▶ [Task description] Among the lines of the records below, copy those that hold the word "this".

▶ [Data under study]
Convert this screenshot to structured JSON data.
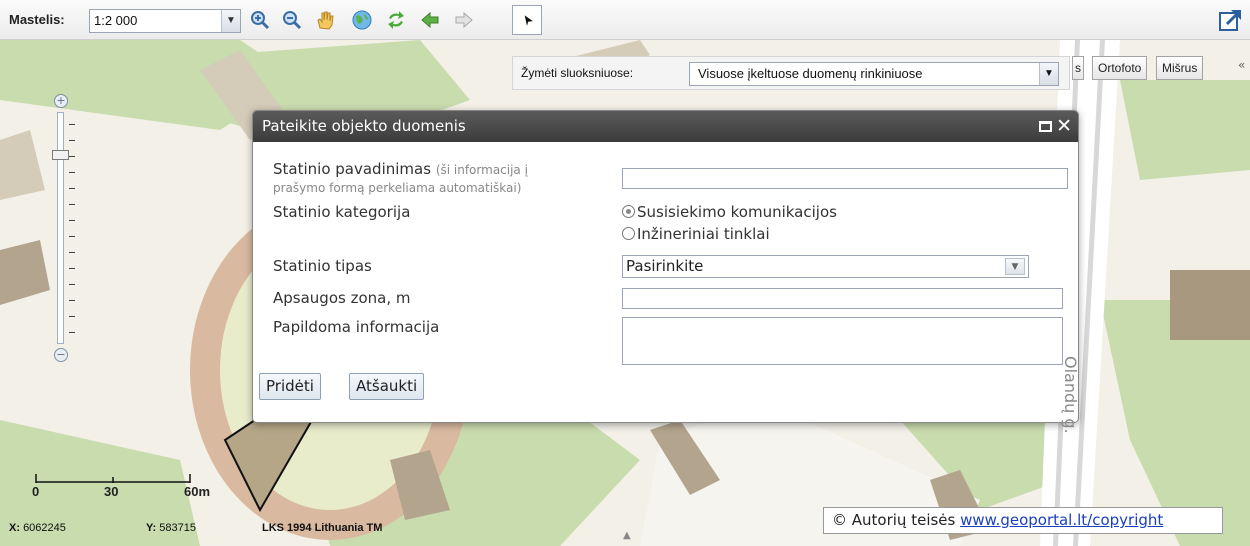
{
  "toolbar": {
    "scale_label": "Mastelis:",
    "scale_value": "1:2 000",
    "tools": [
      "zoom-in-icon",
      "zoom-out-icon",
      "pan-hand-icon",
      "globe-icon",
      "refresh-icon",
      "back-arrow-icon",
      "forward-arrow-icon",
      "pointer-icon"
    ],
    "export_icon": "export-icon"
  },
  "layers": {
    "label": "Žymėti sluoksniuose:",
    "selected": "Visuose įkeltuose duomenų rinkiniuose",
    "buttons": {
      "s": "s",
      "ortofoto": "Ortofoto",
      "misrus": "Mišrus"
    }
  },
  "dialog": {
    "title": "Pateikite objekto duomenis",
    "fields": {
      "name_label": "Statinio pavadinimas",
      "name_hint": "(ši informacija į",
      "name_hint2": "prašymo formą perkeliama automatiškai)",
      "category_label": "Statinio kategorija",
      "category_options": [
        "Susisiekimo komunikacijos",
        "Inžineriniai tinklai"
      ],
      "category_selected": 0,
      "type_label": "Statinio tipas",
      "type_value": "Pasirinkite",
      "zone_label": "Apsaugos zona, m",
      "info_label": "Papildoma informacija"
    },
    "buttons": {
      "add": "Pridėti",
      "cancel": "Atšaukti"
    }
  },
  "scalebar": {
    "ticks": [
      "0",
      "30",
      "60m"
    ]
  },
  "coords": {
    "x_label": "X:",
    "x_value": "6062245",
    "y_label": "Y:",
    "y_value": "583715"
  },
  "crs": "LKS 1994 Lithuania TM",
  "copyright": {
    "text": "© Autorių teisės",
    "link": "www.geoportal.lt/copyright"
  },
  "street": "Olandų g.",
  "colors": {
    "park": "#c9dcae",
    "road": "#ffffff",
    "track": "#d9b9a0",
    "building": "#b3a48d",
    "dialog_title": "#444444"
  }
}
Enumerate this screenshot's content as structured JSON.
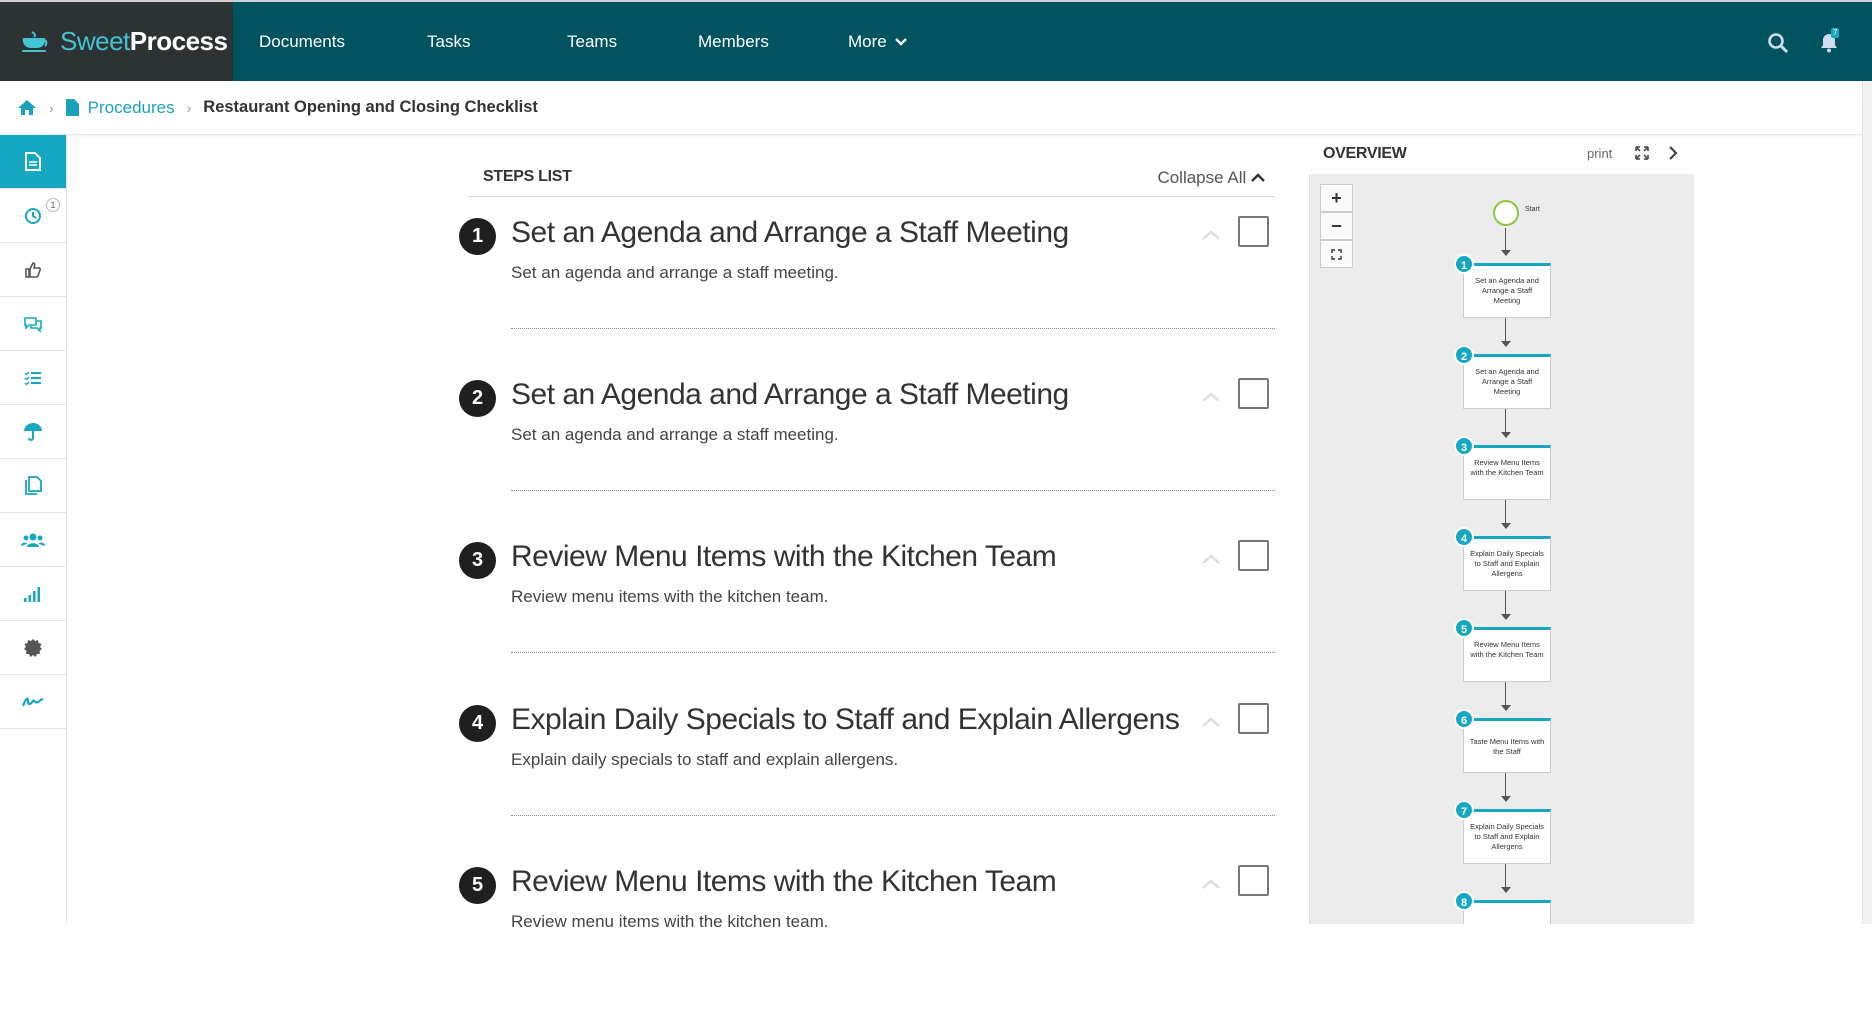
{
  "nav": {
    "brand_part1": "Sweet",
    "brand_part2": "Process",
    "items": [
      "Documents",
      "Tasks",
      "Teams",
      "Members",
      "More"
    ],
    "icons": [
      "search-icon",
      "bell-icon"
    ],
    "notification_count": "7"
  },
  "breadcrumb": {
    "home_icon": "home-icon",
    "procedures_label": "Procedures",
    "current": "Restaurant Opening and Closing Checklist"
  },
  "sidebar": {
    "items": [
      {
        "icon": "document-icon",
        "active": true
      },
      {
        "icon": "clock-icon",
        "badge": "1"
      },
      {
        "icon": "thumbs-up-icon"
      },
      {
        "icon": "comments-icon"
      },
      {
        "icon": "checklist-icon"
      },
      {
        "icon": "umbrella-icon"
      },
      {
        "icon": "copy-icon"
      },
      {
        "icon": "users-icon"
      },
      {
        "icon": "signal-icon"
      },
      {
        "icon": "seal-icon"
      },
      {
        "icon": "signature-icon"
      }
    ]
  },
  "steps": {
    "header": "STEPS LIST",
    "collapse_all": "Collapse All",
    "items": [
      {
        "num": "1",
        "title": "Set an Agenda and Arrange a Staff Meeting",
        "desc": "Set an agenda and arrange a staff meeting."
      },
      {
        "num": "2",
        "title": "Set an Agenda and Arrange a Staff Meeting",
        "desc": "Set an agenda and arrange a staff meeting."
      },
      {
        "num": "3",
        "title": "Review Menu Items with the Kitchen Team",
        "desc": "Review menu items with the kitchen team."
      },
      {
        "num": "4",
        "title": "Explain Daily Specials to Staff and Explain Allergens",
        "desc": "Explain daily specials to staff and explain allergens."
      },
      {
        "num": "5",
        "title": "Review Menu Items with the Kitchen Team",
        "desc": "Review menu items with the kitchen team."
      }
    ]
  },
  "overview": {
    "title": "OVERVIEW",
    "print": "print",
    "zoom_in": "+",
    "zoom_out": "−",
    "start_label": "Start",
    "nodes": [
      {
        "num": "1",
        "text": "Set an Agenda and Arrange a Staff Meeting"
      },
      {
        "num": "2",
        "text": "Set an Agenda and Arrange a Staff Meeting"
      },
      {
        "num": "3",
        "text": "Review Menu Items with the Kitchen Team"
      },
      {
        "num": "4",
        "text": "Explain Daily Specials to Staff and Explain Allergens"
      },
      {
        "num": "5",
        "text": "Review Menu Items with the Kitchen Team"
      },
      {
        "num": "6",
        "text": "Taste Menu Items with the Staff"
      },
      {
        "num": "7",
        "text": "Explain Daily Specials to Staff and Explain Allergens"
      },
      {
        "num": "8",
        "text": ""
      }
    ]
  },
  "colors": {
    "nav_bg": "#00535f",
    "brand_bg": "#2d3234",
    "accent": "#16a8c1",
    "start_green": "#8dc63f"
  }
}
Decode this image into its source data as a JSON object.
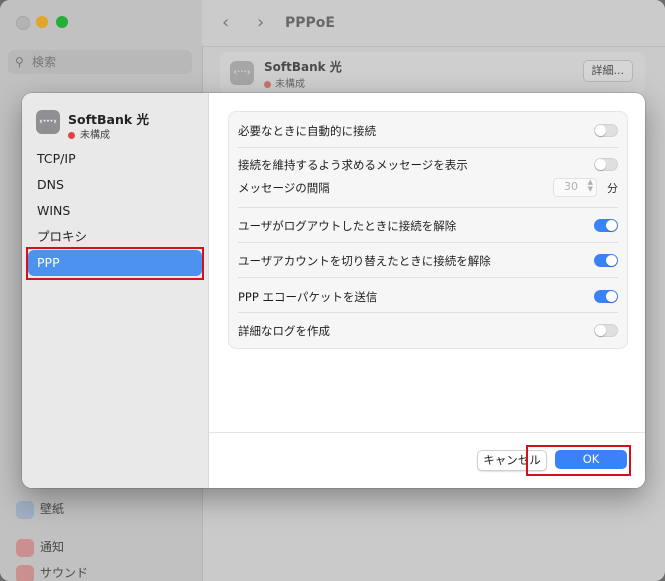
{
  "background": {
    "search_placeholder": "検索",
    "sidebar_items": [
      {
        "label": "壁紙",
        "color": "#b8c9e0"
      },
      {
        "label": "通知",
        "color": "#e9a3a3"
      },
      {
        "label": "サウンド",
        "color": "#e9a3a3"
      }
    ],
    "header_title": "PPPoE",
    "service_name": "SoftBank 光",
    "service_status": "未構成",
    "detail_button": "詳細..."
  },
  "sheet": {
    "service": {
      "icon": "network-dots-icon",
      "icon_glyph": "‹···›",
      "name": "SoftBank 光",
      "status": "未構成",
      "status_color": "#e0443e"
    },
    "nav": [
      {
        "label": "TCP/IP",
        "selected": false
      },
      {
        "label": "DNS",
        "selected": false
      },
      {
        "label": "WINS",
        "selected": false
      },
      {
        "label": "プロキシ",
        "selected": false
      },
      {
        "label": "PPP",
        "selected": true
      }
    ],
    "options": [
      {
        "label": "必要なときに自動的に接続",
        "on": false
      },
      {
        "label": "接続を維持するよう求めるメッセージを表示",
        "on": false
      },
      {
        "label": "ユーザがログアウトしたときに接続を解除",
        "on": true
      },
      {
        "label": "ユーザアカウントを切り替えたときに接続を解除",
        "on": true
      },
      {
        "label": "PPP エコーパケットを送信",
        "on": true
      },
      {
        "label": "詳細なログを作成",
        "on": false
      }
    ],
    "message_interval": {
      "label": "メッセージの間隔",
      "value": "30",
      "unit": "分"
    },
    "cancel_label": "キャンセル",
    "ok_label": "OK",
    "accent_color": "#3a82f7",
    "highlight_color": "#d4101c"
  }
}
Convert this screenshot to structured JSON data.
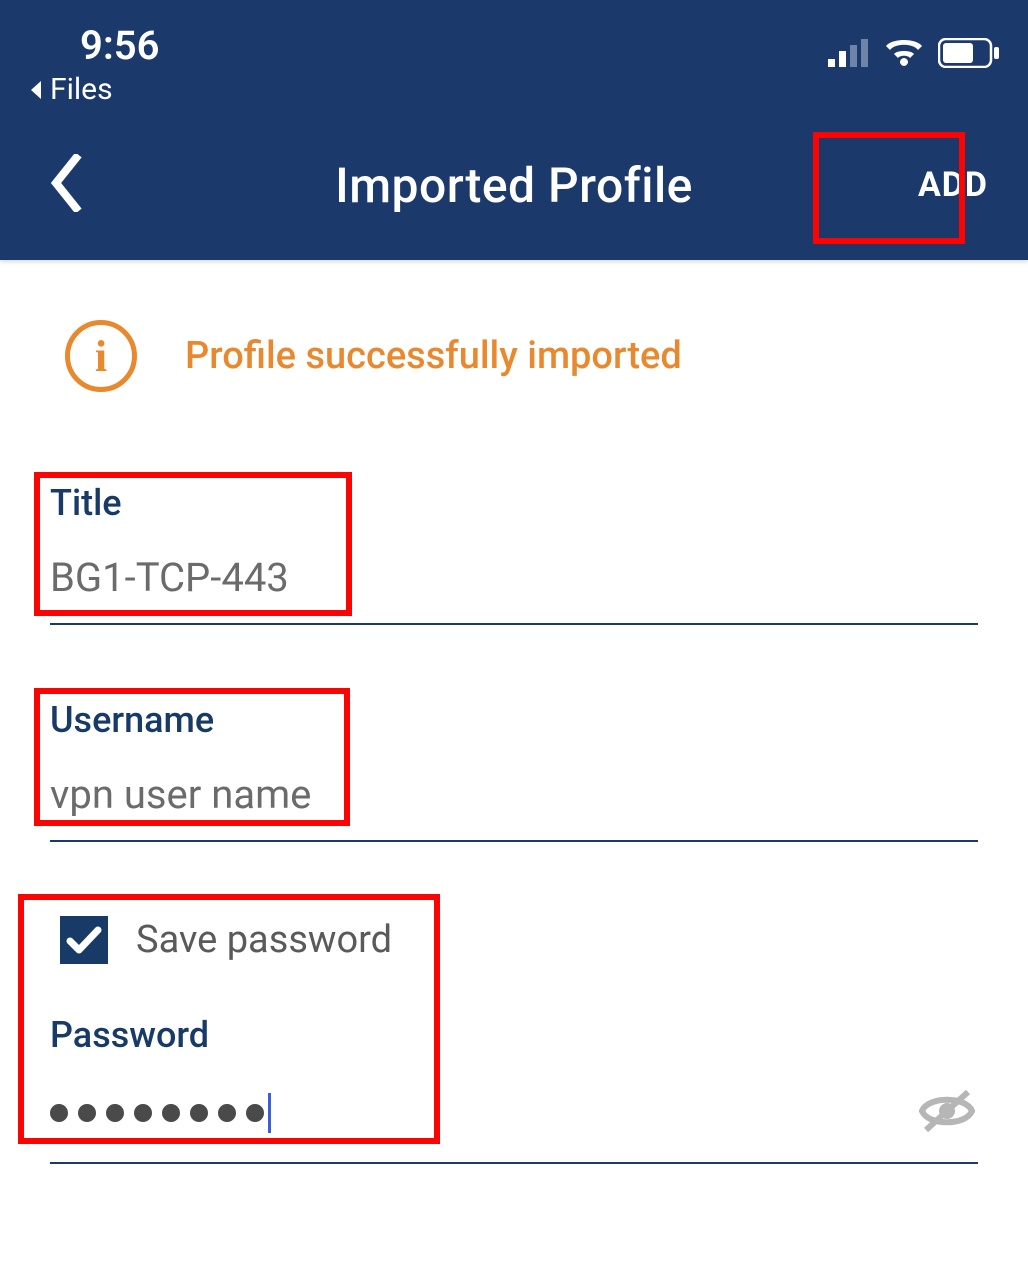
{
  "status": {
    "time": "9:56",
    "back_label": "Files"
  },
  "nav": {
    "title": "Imported Profile",
    "add_label": "ADD"
  },
  "info": {
    "message": "Profile successfully imported"
  },
  "fields": {
    "title": {
      "label": "Title",
      "value": "BG1-TCP-443"
    },
    "username": {
      "label": "Username",
      "value": "vpn user name"
    },
    "save_password_label": "Save password",
    "password": {
      "label": "Password",
      "dot_count": 8
    }
  }
}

▶ [Answer box]
Convert this screenshot to structured JSON data.
Enumerate this screenshot's content as structured JSON.
Decode this image into its source data as a JSON object.
Convert this screenshot to structured JSON data.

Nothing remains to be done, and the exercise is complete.